The entrepreneurs behind elahni, a “wellness speakeasy” that serves nonalcoholic “adaptogenic tonics,” hit the sauna and the cold plunge before downing some shots.
The concept of the speakeasy has had considerable staying power, but why? We live in times of abundant booze, increasingly legal drugs, and technological surveillance. The semi-illicit-thrill industry could use an update. The other day, in the back of a second-floor yoga studio in NoMad, a couple of entrepreneurs were giving it a shot. They were throwing a party celebrating a new establishment called elahni, New York’s first “wellness speakeasy,” which combines a spa with a bar that serves nonalcoholic “adaptogenic tonics.” Unlike a traditional speakeasy, the party wasn’t hush-hush. (Heather Graham was on the invite list.) But there was a doorman, a guy in a peach-colored suit with his arms crossed, who manned the elevator entryway. His task: insure that all guests removed their shoes. “The wood is too gorgeous,” Rima Rabbath, the pixielike co-owner of souk, the yoga studio, explained.

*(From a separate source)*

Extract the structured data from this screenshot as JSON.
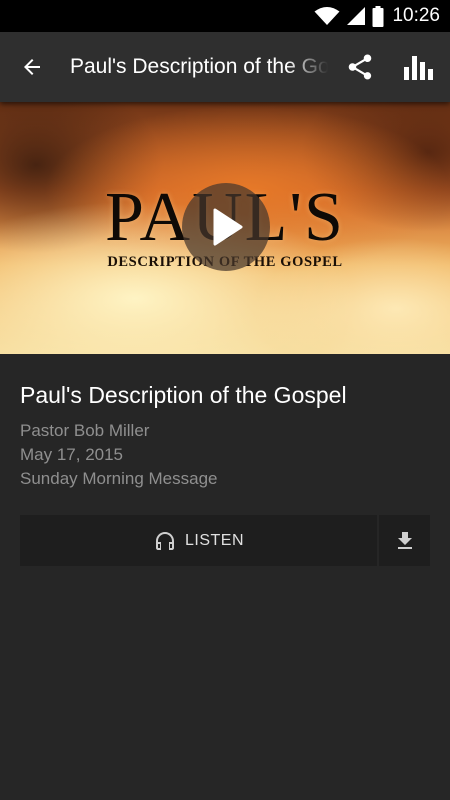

Nick Rizk, one of elahni’s proprietors, stood nearby with a hand on an unmarked metal door. “Ready?,” he said, and slid it open.